▸ Record extracts:

↓↓↓

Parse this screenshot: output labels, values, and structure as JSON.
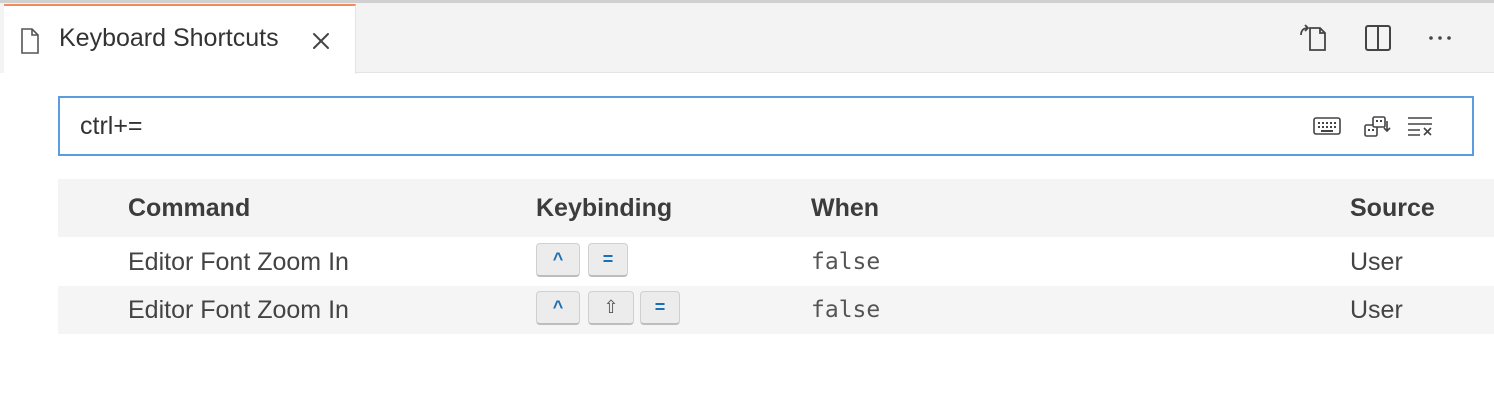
{
  "tab": {
    "label": "Keyboard Shortcuts",
    "icon": "file-icon",
    "close_icon": "close-icon",
    "accent_color": "#f08c5a"
  },
  "editor_actions": [
    {
      "name": "open-keyboard-shortcuts-json-icon"
    },
    {
      "name": "split-editor-icon"
    },
    {
      "name": "more-actions-icon",
      "label": "···"
    }
  ],
  "search": {
    "value": "ctrl+=",
    "placeholder": "",
    "border_color": "#5b9be0",
    "buttons": [
      {
        "name": "record-keys-icon"
      },
      {
        "name": "sort-by-precedence-icon"
      },
      {
        "name": "clear-search-icon"
      }
    ]
  },
  "table": {
    "columns": {
      "command": "Command",
      "keybinding": "Keybinding",
      "when": "When",
      "source": "Source"
    },
    "rows": [
      {
        "command": "Editor Font Zoom In",
        "keys": [
          "^",
          "="
        ],
        "when": "false",
        "source": "User"
      },
      {
        "command": "Editor Font Zoom In",
        "keys": [
          "^",
          "⇧",
          "="
        ],
        "when": "false",
        "source": "User"
      }
    ]
  }
}
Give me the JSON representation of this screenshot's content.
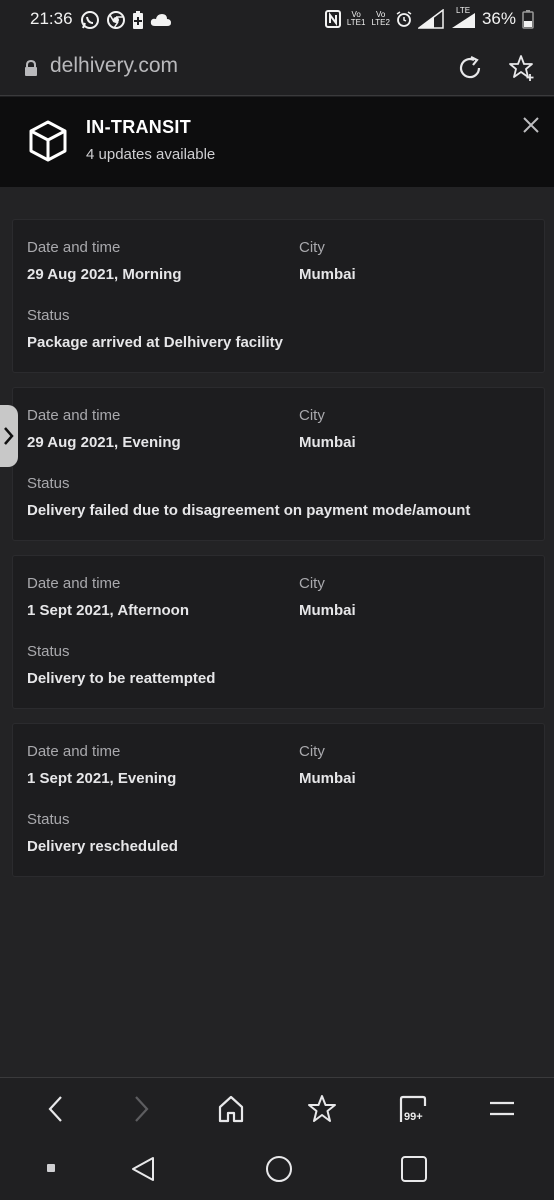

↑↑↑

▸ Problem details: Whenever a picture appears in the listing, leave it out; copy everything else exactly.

▸ Response to the task:
Parse this screenshot: output labels, values, and structure as JSON.
{
  "tab": {
    "label": "Keyboard Shortcuts",
    "icon": "file-icon",
    "close_icon": "close-icon",
    "accent_color": "#f08c5a"
  },
  "editor_actions": [
    {
      "name": "open-keyboard-shortcuts-json-icon"
    },
    {
      "name": "split-editor-icon"
    },
    {
      "name": "more-actions-icon",
      "label": "···"
    }
  ],
  "search": {
    "value": "ctrl+=",
    "placeholder": "",
    "border_color": "#5b9be0",
    "buttons": [
      {
        "name": "record-keys-icon"
      },
      {
        "name": "sort-by-precedence-icon"
      },
      {
        "name": "clear-search-icon"
      }
    ]
  },
  "table": {
    "columns": {
      "command": "Command",
      "keybinding": "Keybinding",
      "when": "When",
      "source": "Source"
    },
    "rows": [
      {
        "command": "Editor Font Zoom In",
        "keys": [
          "^",
          "="
        ],
        "when": "false",
        "source": "User"
      },
      {
        "command": "Editor Font Zoom In",
        "keys": [
          "^",
          "⇧",
          "="
        ],
        "when": "false",
        "source": "User"
      }
    ]
  }
}
Give me the JSON representation of this screenshot's content.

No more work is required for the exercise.